Martindale: The specific things about Jim’s script say it all. John was very specific on what tone he wanted. He created an atmosphere that allowed us to live and breathe in this kind of buoyant bubble that we could live and listen and respond in and all of that comedy that people say, “How do you go from one to the other?” It just comes out of reality.
Krasinski: I remember going to church every Sunday and those are the places I found it hardest not to laugh. It’s inexplicable but it’s the reason why at a funeral you laugh. It’s life, it’s not set up to be a joke or sad.
Martindale: It’s also because it’s quiet in the hospital. It’s a very somber place. It makes you kind of want to act up!
Krasinski: Not only was it not hard, it’s probably the best experience on a film set. It felt like summer camp. The only thing I can think of where I was that sad to leave because I was very aware I was leaving behind one of the best experiences I had in my life.
How did Anna Kendrick come into play as your girlfriend in the film?
Krasinski: I’ve known her for a bit. She worked with my wife on “Into the Woods” and was great. I really hired her because she said, “Yes.” I think she has a specificity where this would have been an average girlfriend role but I knew it was more than that. I didn’t want just the girlfriend of the lead guy, instead she’s his true north. Anna understood his mentally and the responsibility that comes with that. I mean she’s dealing with a guy who doesn’t know if he’s in love with her enough to ask her to marry him. And yet she understands him enough to persevere. Very complicated waters to wade through. Otherwise it becomes the bland girlfriend role.
Martindale:Also, she’s edgy!
What do you mean by “edgy”?
Martindale: Well she’s not the pushover gal, the soft girlfriend. She’s got an attitude.
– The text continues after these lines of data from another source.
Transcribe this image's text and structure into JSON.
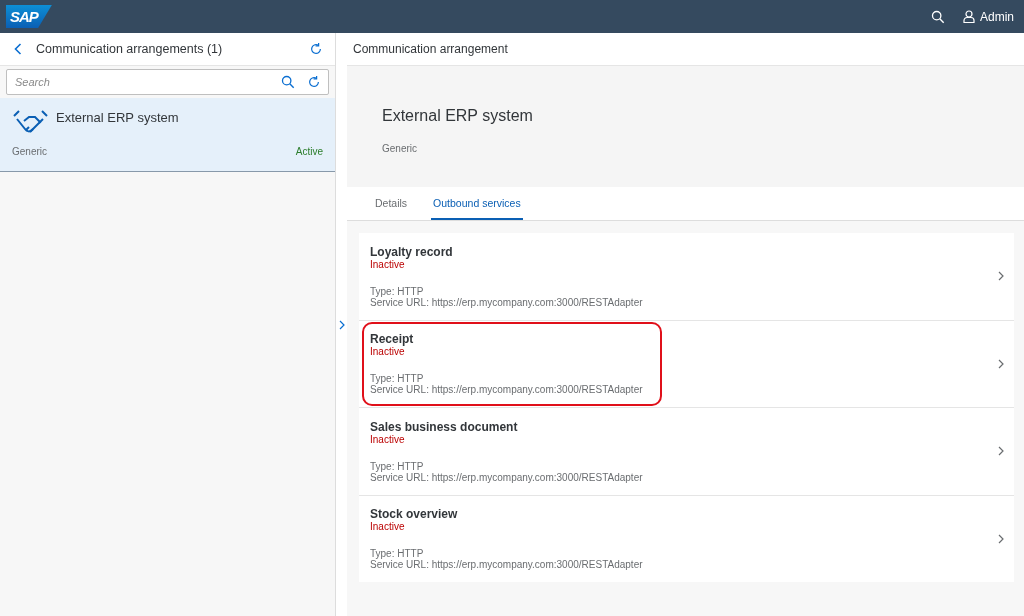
{
  "shell_bar": {
    "logo": "SAP",
    "user": "Admin"
  },
  "master": {
    "title": "Communication arrangements (1)",
    "search": {
      "placeholder": "Search"
    },
    "items": [
      {
        "title": "External ERP system",
        "subtitle": "Generic",
        "status": "Active",
        "active": true,
        "selected": true
      }
    ]
  },
  "detail": {
    "title": "Communication arrangement",
    "header_title": "External ERP system",
    "header_subtitle": "Generic",
    "tabs": [
      {
        "label": "Details",
        "selected": false
      },
      {
        "label": "Outbound services",
        "selected": true
      }
    ],
    "services": [
      {
        "title": "Loyalty record",
        "status": "Inactive",
        "active": false,
        "type": "Type: HTTP",
        "url": "Service URL: https://erp.mycompany.com:3000/RESTAdapter",
        "highlighted": false
      },
      {
        "title": "Receipt",
        "status": "Inactive",
        "active": false,
        "type": "Type: HTTP",
        "url": "Service URL: https://erp.mycompany.com:3000/RESTAdapter",
        "highlighted": true
      },
      {
        "title": "Sales business document",
        "status": "Inactive",
        "active": false,
        "type": "Type: HTTP",
        "url": "Service URL: https://erp.mycompany.com:3000/RESTAdapter",
        "highlighted": false
      },
      {
        "title": "Stock overview",
        "status": "Inactive",
        "active": false,
        "type": "Type: HTTP",
        "url": "Service URL: https://erp.mycompany.com:3000/RESTAdapter",
        "highlighted": false
      }
    ]
  }
}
Given the landscape of movies right now, what do you hope people get or see from “The Hollars”?
Krasinski: I hope they respond the way I responded the way I did when I read the script, which is beyond a movie there is something very real and honest that you can react to in this movie and it’s a conversation starter. It’s something that universally connects us all, whether you talk to your family or don’t, whether you love them or you don’t – it’s where you’re from. There’s this beautiful existential channel of communication and love that’s always there and in a world that’s pretty chaotic and dramatic in itself, there’s comfort there that your family will be there for you. I had a guy come up to me last week and say, “I love this movie so much, I wish I had a better relationship with my mom because I wanted to call her.” And I told him, “You can! That’s the beauty of it.” We’re constantly looking for place to feel safe and family is some way, shape or form can be a place feel that safety.
Martindale: If you think you’re going to see one movie, I think you’ll be pleasantly surprise that it is not that movie. And yes, go home and call your mother. It’s never too late.
What was your favorite moment while working on this film?
Martindale: I loved John shaving my head, him looking at me and saying, “I’ll do it.” We can’t even look at each other when we talk about that.
Krasinski: For me, the moment when Margo broke down. It’s a gauntlet that’s thrown down that I think I was just lucky to have been there for as an actor, director or creative person in general. That’s how you do your job and bring true humanity and love to something that is fake. She brought a reality to it that I think is so unbelievable powerful to it that I’m just honored she was in my movie.
Martindale: Well, I was honored to be in his movie.